Items from an interface collection:
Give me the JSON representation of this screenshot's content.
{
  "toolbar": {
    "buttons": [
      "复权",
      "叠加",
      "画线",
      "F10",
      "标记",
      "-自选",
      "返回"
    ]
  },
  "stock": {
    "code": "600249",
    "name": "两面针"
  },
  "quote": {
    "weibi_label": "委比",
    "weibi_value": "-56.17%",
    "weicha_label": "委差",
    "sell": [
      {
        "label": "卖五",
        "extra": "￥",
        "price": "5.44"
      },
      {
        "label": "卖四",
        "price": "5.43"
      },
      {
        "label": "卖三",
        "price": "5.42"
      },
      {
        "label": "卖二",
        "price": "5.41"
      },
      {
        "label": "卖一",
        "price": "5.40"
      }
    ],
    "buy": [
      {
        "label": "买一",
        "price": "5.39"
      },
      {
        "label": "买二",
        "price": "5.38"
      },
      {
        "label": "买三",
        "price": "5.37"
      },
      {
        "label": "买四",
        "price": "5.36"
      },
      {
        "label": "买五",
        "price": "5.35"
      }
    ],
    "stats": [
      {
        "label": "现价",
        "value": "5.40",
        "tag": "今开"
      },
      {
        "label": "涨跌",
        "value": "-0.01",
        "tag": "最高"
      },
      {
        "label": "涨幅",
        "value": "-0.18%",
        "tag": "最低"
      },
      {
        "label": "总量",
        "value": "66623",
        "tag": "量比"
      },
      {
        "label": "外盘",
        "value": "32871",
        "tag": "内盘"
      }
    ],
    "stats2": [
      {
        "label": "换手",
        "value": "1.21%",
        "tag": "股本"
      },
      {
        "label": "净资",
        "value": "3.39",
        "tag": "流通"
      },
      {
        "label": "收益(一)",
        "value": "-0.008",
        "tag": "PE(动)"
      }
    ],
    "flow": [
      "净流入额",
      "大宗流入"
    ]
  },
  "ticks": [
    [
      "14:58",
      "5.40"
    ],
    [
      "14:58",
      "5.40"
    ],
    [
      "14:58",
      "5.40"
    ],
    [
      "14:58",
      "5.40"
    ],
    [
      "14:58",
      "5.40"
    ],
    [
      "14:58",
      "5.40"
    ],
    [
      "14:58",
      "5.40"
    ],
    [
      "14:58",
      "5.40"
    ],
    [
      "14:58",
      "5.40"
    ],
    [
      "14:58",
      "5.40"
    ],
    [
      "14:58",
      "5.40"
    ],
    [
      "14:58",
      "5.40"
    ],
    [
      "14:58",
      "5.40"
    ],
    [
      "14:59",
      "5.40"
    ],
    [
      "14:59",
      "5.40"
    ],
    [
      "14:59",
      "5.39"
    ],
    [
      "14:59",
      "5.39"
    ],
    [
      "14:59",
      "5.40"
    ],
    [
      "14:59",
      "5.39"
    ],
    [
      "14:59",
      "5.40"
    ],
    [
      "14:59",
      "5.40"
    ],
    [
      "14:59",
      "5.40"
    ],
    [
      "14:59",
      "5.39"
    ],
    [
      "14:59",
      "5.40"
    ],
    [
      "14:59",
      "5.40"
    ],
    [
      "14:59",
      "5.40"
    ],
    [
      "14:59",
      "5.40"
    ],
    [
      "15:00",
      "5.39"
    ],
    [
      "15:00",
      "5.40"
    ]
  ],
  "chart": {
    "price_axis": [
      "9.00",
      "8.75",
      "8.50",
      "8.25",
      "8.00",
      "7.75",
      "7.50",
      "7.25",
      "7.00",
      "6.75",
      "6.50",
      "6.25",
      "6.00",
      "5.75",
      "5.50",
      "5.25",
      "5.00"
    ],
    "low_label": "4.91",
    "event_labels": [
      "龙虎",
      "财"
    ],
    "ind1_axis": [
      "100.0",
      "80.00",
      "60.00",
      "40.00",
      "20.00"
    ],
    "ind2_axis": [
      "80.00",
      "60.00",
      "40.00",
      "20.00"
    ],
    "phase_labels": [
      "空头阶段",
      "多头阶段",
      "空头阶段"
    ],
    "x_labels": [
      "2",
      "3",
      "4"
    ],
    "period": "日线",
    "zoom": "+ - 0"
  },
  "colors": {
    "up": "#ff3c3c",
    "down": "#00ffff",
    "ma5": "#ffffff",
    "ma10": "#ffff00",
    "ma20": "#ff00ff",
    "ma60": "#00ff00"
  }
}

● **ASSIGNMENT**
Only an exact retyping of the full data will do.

● **COMPLETED TASK**
Give me the JSON representation of this screenshot's content.
{
  "toolbar": {
    "buttons": [
      "复权",
      "叠加",
      "画线",
      "F10",
      "标记",
      "-自选",
      "返回"
    ]
  },
  "stock": {
    "code": "600249",
    "name": "两面针"
  },
  "quote": {
    "weibi_label": "委比",
    "weibi_value": "-56.17%",
    "weicha_label": "委差",
    "sell": [
      {
        "label": "卖五",
        "extra": "￥",
        "price": "5.44"
      },
      {
        "label": "卖四",
        "price": "5.43"
      },
      {
        "label": "卖三",
        "price": "5.42"
      },
      {
        "label": "卖二",
        "price": "5.41"
      },
      {
        "label": "卖一",
        "price": "5.40"
      }
    ],
    "buy": [
      {
        "label": "买一",
        "price": "5.39"
      },
      {
        "label": "买二",
        "price": "5.38"
      },
      {
        "label": "买三",
        "price": "5.37"
      },
      {
        "label": "买四",
        "price": "5.36"
      },
      {
        "label": "买五",
        "price": "5.35"
      }
    ],
    "stats": [
      {
        "label": "现价",
        "value": "5.40",
        "tag": "今开"
      },
      {
        "label": "涨跌",
        "value": "-0.01",
        "tag": "最高"
      },
      {
        "label": "涨幅",
        "value": "-0.18%",
        "tag": "最低"
      },
      {
        "label": "总量",
        "value": "66623",
        "tag": "量比"
      },
      {
        "label": "外盘",
        "value": "32871",
        "tag": "内盘"
      }
    ],
    "stats2": [
      {
        "label": "换手",
        "value": "1.21%",
        "tag": "股本"
      },
      {
        "label": "净资",
        "value": "3.39",
        "tag": "流通"
      },
      {
        "label": "收益(一)",
        "value": "-0.008",
        "tag": "PE(动)"
      }
    ],
    "flow": [
      "净流入额",
      "大宗流入"
    ]
  },
  "ticks": [
    [
      "14:58",
      "5.40"
    ],
    [
      "14:58",
      "5.40"
    ],
    [
      "14:58",
      "5.40"
    ],
    [
      "14:58",
      "5.40"
    ],
    [
      "14:58",
      "5.40"
    ],
    [
      "14:58",
      "5.40"
    ],
    [
      "14:58",
      "5.40"
    ],
    [
      "14:58",
      "5.40"
    ],
    [
      "14:58",
      "5.40"
    ],
    [
      "14:58",
      "5.40"
    ],
    [
      "14:58",
      "5.40"
    ],
    [
      "14:58",
      "5.40"
    ],
    [
      "14:58",
      "5.40"
    ],
    [
      "14:59",
      "5.40"
    ],
    [
      "14:59",
      "5.40"
    ],
    [
      "14:59",
      "5.39"
    ],
    [
      "14:59",
      "5.39"
    ],
    [
      "14:59",
      "5.40"
    ],
    [
      "14:59",
      "5.39"
    ],
    [
      "14:59",
      "5.40"
    ],
    [
      "14:59",
      "5.40"
    ],
    [
      "14:59",
      "5.40"
    ],
    [
      "14:59",
      "5.39"
    ],
    [
      "14:59",
      "5.40"
    ],
    [
      "14:59",
      "5.40"
    ],
    [
      "14:59",
      "5.40"
    ],
    [
      "14:59",
      "5.40"
    ],
    [
      "15:00",
      "5.39"
    ],
    [
      "15:00",
      "5.40"
    ]
  ],
  "chart": {
    "price_axis": [
      "9.00",
      "8.75",
      "8.50",
      "8.25",
      "8.00",
      "7.75",
      "7.50",
      "7.25",
      "7.00",
      "6.75",
      "6.50",
      "6.25",
      "6.00",
      "5.75",
      "5.50",
      "5.25",
      "5.00"
    ],
    "low_label": "4.91",
    "event_labels": [
      "龙虎",
      "财"
    ],
    "ind1_axis": [
      "100.0",
      "80.00",
      "60.00",
      "40.00",
      "20.00"
    ],
    "ind2_axis": [
      "80.00",
      "60.00",
      "40.00",
      "20.00"
    ],
    "phase_labels": [
      "空头阶段",
      "多头阶段",
      "空头阶段"
    ],
    "x_labels": [
      "2",
      "3",
      "4"
    ],
    "period": "日线",
    "zoom": "+ - 0"
  },
  "colors": {
    "up": "#ff3c3c",
    "down": "#00ffff",
    "ma5": "#ffffff",
    "ma10": "#ffff00",
    "ma20": "#ff00ff",
    "ma60": "#00ff00"
  }
}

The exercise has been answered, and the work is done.